By the end of this week, federal agencies will notify governors, private contractors and other stakeholders of the dollars they would be about to lose if across-the-board budget cuts go into effect.

A Conservative Provocateur, Using a Blowtorch as His Pen

Michael Goldfarb, a founder of a conservative online magazine called The Washington Free Beacon, has combined journalism, politicking and campaign finance into a potent mix.

Congress Set to Consider Tighter Rules on Firearms

Congress will begin to consider legislation this week that is likely to include expanded background checks for gun buyers and increased penalties for those who purchase guns for criminals.

Ahead of Trial, Talk of a BP Settlement in 2010 Oil Spill

With a major civil trial scheduled to start Monday against BP, federal officials and the five affected Gulf Coast states are trying to pull together to strike an 11th-hour settlement.

High Debt and Falling Demand Trap New Vets

The cost of veterinarian school has far outpaced the rate of inflation. Meanwhile, there is a boom in supply (that is, vets), and a decline in demand for services.

Don't Call Him Mom, or an Imbecile

The hapless, bumbling father is a stock character in product marketing. The so-called daddy bloggers who attended the recent Dad 2.0 Summit are pushing to change that.
Editorial | The Gun Challenge

Violent, Drunk and Holding a Gun

Focusing on mass murder and the mentally ill does not get at the broader issue of gun violence.

The Nuclear Agenda

President Obama needs to fulfill his promise and lead the way toward reducing arsenals around the world.

Help for Veterans Twice Betrayed
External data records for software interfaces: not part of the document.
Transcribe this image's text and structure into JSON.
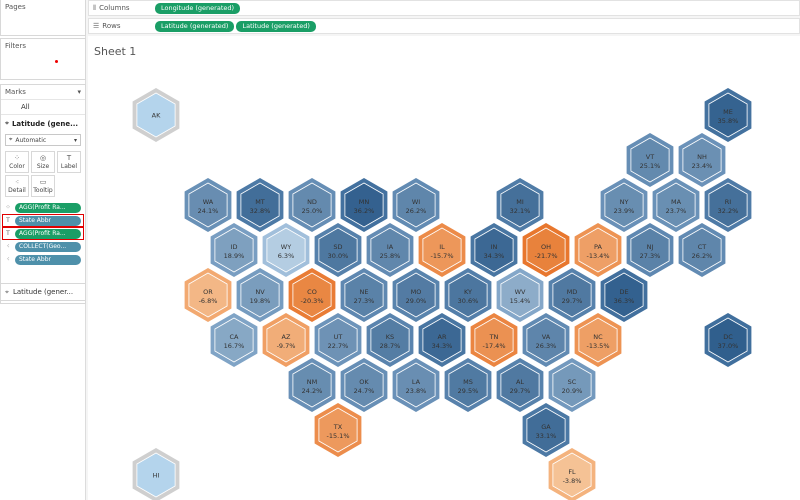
{
  "left_panel": {
    "pages_title": "Pages",
    "filters_title": "Filters",
    "marks_title": "Marks",
    "marks_all": "All",
    "marks_sub": "Latitude (gene...",
    "mark_type": "Automatic",
    "shelf_buttons": [
      {
        "label": "Color",
        "icon": "color-icon"
      },
      {
        "label": "Size",
        "icon": "size-icon"
      },
      {
        "label": "Label",
        "icon": "label-icon"
      },
      {
        "label": "Detail",
        "icon": "detail-icon"
      },
      {
        "label": "Tooltip",
        "icon": "tooltip-icon"
      }
    ],
    "pills": [
      {
        "label": "AGG(Profit Ra...",
        "color": "green",
        "icon": "color-icon",
        "selected": false
      },
      {
        "label": "State Abbr",
        "color": "blue",
        "icon": "label-icon",
        "selected": true
      },
      {
        "label": "AGG(Profit Ra...",
        "color": "green",
        "icon": "label-icon",
        "selected": true
      },
      {
        "label": "COLLECT(Geo...",
        "color": "blue",
        "icon": "detail-icon",
        "selected": false
      },
      {
        "label": "State Abbr",
        "color": "blue",
        "icon": "detail-icon",
        "selected": false
      }
    ],
    "latitude_card": "Latitude (gener..."
  },
  "shelves": {
    "columns_label": "Columns",
    "rows_label": "Rows",
    "columns": [
      "Longitude (generated)"
    ],
    "rows": [
      "Latitude (generated)",
      "Latitude (generated)"
    ]
  },
  "sheet": {
    "title": "Sheet 1"
  },
  "colors": {
    "neg_strong": "#e8813b",
    "neg_light": "#f4b37a",
    "pos_light": "#b4d4ec",
    "pos_mid": "#7ea9cf",
    "pos_dark": "#2c5b8a",
    "gray": "#cfcfcf"
  },
  "states": [
    {
      "abbr": "AK",
      "value": "",
      "row": 0,
      "col": 0,
      "num": null
    },
    {
      "abbr": "ME",
      "value": "35.8%",
      "row": 0,
      "col": 11,
      "num": 35.8
    },
    {
      "abbr": "VT",
      "value": "25.1%",
      "row": 1,
      "col": 9.5,
      "num": 25.1
    },
    {
      "abbr": "NH",
      "value": "23.4%",
      "row": 1,
      "col": 10.5,
      "num": 23.4
    },
    {
      "abbr": "WA",
      "value": "24.1%",
      "row": 2,
      "col": 1,
      "num": 24.1
    },
    {
      "abbr": "MT",
      "value": "32.8%",
      "row": 2,
      "col": 2,
      "num": 32.8
    },
    {
      "abbr": "ND",
      "value": "25.0%",
      "row": 2,
      "col": 3,
      "num": 25.0
    },
    {
      "abbr": "MN",
      "value": "36.2%",
      "row": 2,
      "col": 4,
      "num": 36.2
    },
    {
      "abbr": "WI",
      "value": "26.2%",
      "row": 2,
      "col": 5,
      "num": 26.2
    },
    {
      "abbr": "MI",
      "value": "32.1%",
      "row": 2,
      "col": 7,
      "num": 32.1
    },
    {
      "abbr": "NY",
      "value": "23.9%",
      "row": 2,
      "col": 9,
      "num": 23.9
    },
    {
      "abbr": "MA",
      "value": "23.7%",
      "row": 2,
      "col": 10,
      "num": 23.7
    },
    {
      "abbr": "RI",
      "value": "32.2%",
      "row": 2,
      "col": 11,
      "num": 32.2
    },
    {
      "abbr": "ID",
      "value": "18.9%",
      "row": 3,
      "col": 1.5,
      "num": 18.9
    },
    {
      "abbr": "WY",
      "value": "6.3%",
      "row": 3,
      "col": 2.5,
      "num": 6.3
    },
    {
      "abbr": "SD",
      "value": "30.0%",
      "row": 3,
      "col": 3.5,
      "num": 30.0
    },
    {
      "abbr": "IA",
      "value": "25.8%",
      "row": 3,
      "col": 4.5,
      "num": 25.8
    },
    {
      "abbr": "IL",
      "value": "-15.7%",
      "row": 3,
      "col": 5.5,
      "num": -15.7
    },
    {
      "abbr": "IN",
      "value": "34.3%",
      "row": 3,
      "col": 6.5,
      "num": 34.3
    },
    {
      "abbr": "OH",
      "value": "-21.7%",
      "row": 3,
      "col": 7.5,
      "num": -21.7
    },
    {
      "abbr": "PA",
      "value": "-13.4%",
      "row": 3,
      "col": 8.5,
      "num": -13.4
    },
    {
      "abbr": "NJ",
      "value": "27.3%",
      "row": 3,
      "col": 9.5,
      "num": 27.3
    },
    {
      "abbr": "CT",
      "value": "26.2%",
      "row": 3,
      "col": 10.5,
      "num": 26.2
    },
    {
      "abbr": "OR",
      "value": "-6.8%",
      "row": 4,
      "col": 1,
      "num": -6.8
    },
    {
      "abbr": "NV",
      "value": "19.8%",
      "row": 4,
      "col": 2,
      "num": 19.8
    },
    {
      "abbr": "CO",
      "value": "-20.3%",
      "row": 4,
      "col": 3,
      "num": -20.3
    },
    {
      "abbr": "NE",
      "value": "27.3%",
      "row": 4,
      "col": 4,
      "num": 27.3
    },
    {
      "abbr": "MO",
      "value": "29.0%",
      "row": 4,
      "col": 5,
      "num": 29.0
    },
    {
      "abbr": "KY",
      "value": "30.6%",
      "row": 4,
      "col": 6,
      "num": 30.6
    },
    {
      "abbr": "WV",
      "value": "15.4%",
      "row": 4,
      "col": 7,
      "num": 15.4
    },
    {
      "abbr": "MD",
      "value": "29.7%",
      "row": 4,
      "col": 8,
      "num": 29.7
    },
    {
      "abbr": "DE",
      "value": "36.3%",
      "row": 4,
      "col": 9,
      "num": 36.3
    },
    {
      "abbr": "CA",
      "value": "16.7%",
      "row": 5,
      "col": 1.5,
      "num": 16.7
    },
    {
      "abbr": "AZ",
      "value": "-9.7%",
      "row": 5,
      "col": 2.5,
      "num": -9.7
    },
    {
      "abbr": "UT",
      "value": "22.7%",
      "row": 5,
      "col": 3.5,
      "num": 22.7
    },
    {
      "abbr": "KS",
      "value": "28.7%",
      "row": 5,
      "col": 4.5,
      "num": 28.7
    },
    {
      "abbr": "AR",
      "value": "34.3%",
      "row": 5,
      "col": 5.5,
      "num": 34.3
    },
    {
      "abbr": "TN",
      "value": "-17.4%",
      "row": 5,
      "col": 6.5,
      "num": -17.4
    },
    {
      "abbr": "VA",
      "value": "26.3%",
      "row": 5,
      "col": 7.5,
      "num": 26.3
    },
    {
      "abbr": "NC",
      "value": "-13.5%",
      "row": 5,
      "col": 8.5,
      "num": -13.5
    },
    {
      "abbr": "DC",
      "value": "37.0%",
      "row": 5,
      "col": 11,
      "num": 37.0
    },
    {
      "abbr": "NM",
      "value": "24.2%",
      "row": 6,
      "col": 3,
      "num": 24.2
    },
    {
      "abbr": "OK",
      "value": "24.7%",
      "row": 6,
      "col": 4,
      "num": 24.7
    },
    {
      "abbr": "LA",
      "value": "23.8%",
      "row": 6,
      "col": 5,
      "num": 23.8
    },
    {
      "abbr": "MS",
      "value": "29.5%",
      "row": 6,
      "col": 6,
      "num": 29.5
    },
    {
      "abbr": "AL",
      "value": "29.7%",
      "row": 6,
      "col": 7,
      "num": 29.7
    },
    {
      "abbr": "SC",
      "value": "20.9%",
      "row": 6,
      "col": 8,
      "num": 20.9
    },
    {
      "abbr": "TX",
      "value": "-15.1%",
      "row": 7,
      "col": 3.5,
      "num": -15.1
    },
    {
      "abbr": "GA",
      "value": "33.1%",
      "row": 7,
      "col": 7.5,
      "num": 33.1
    },
    {
      "abbr": "HI",
      "value": "",
      "row": 8,
      "col": 0,
      "num": null
    },
    {
      "abbr": "FL",
      "value": "-3.8%",
      "row": 8,
      "col": 8,
      "num": -3.8
    }
  ]
}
New legislation seeks to undo the injustices faced by many service members who are sexually assaulted in the military.
On Feb. 24, 1868, the United States House of Representatives impeached President Andrew Johnson following his attempted dismissal of Secretary of War Edwin M. Stanton; Johnson was later acquitted by the Senate.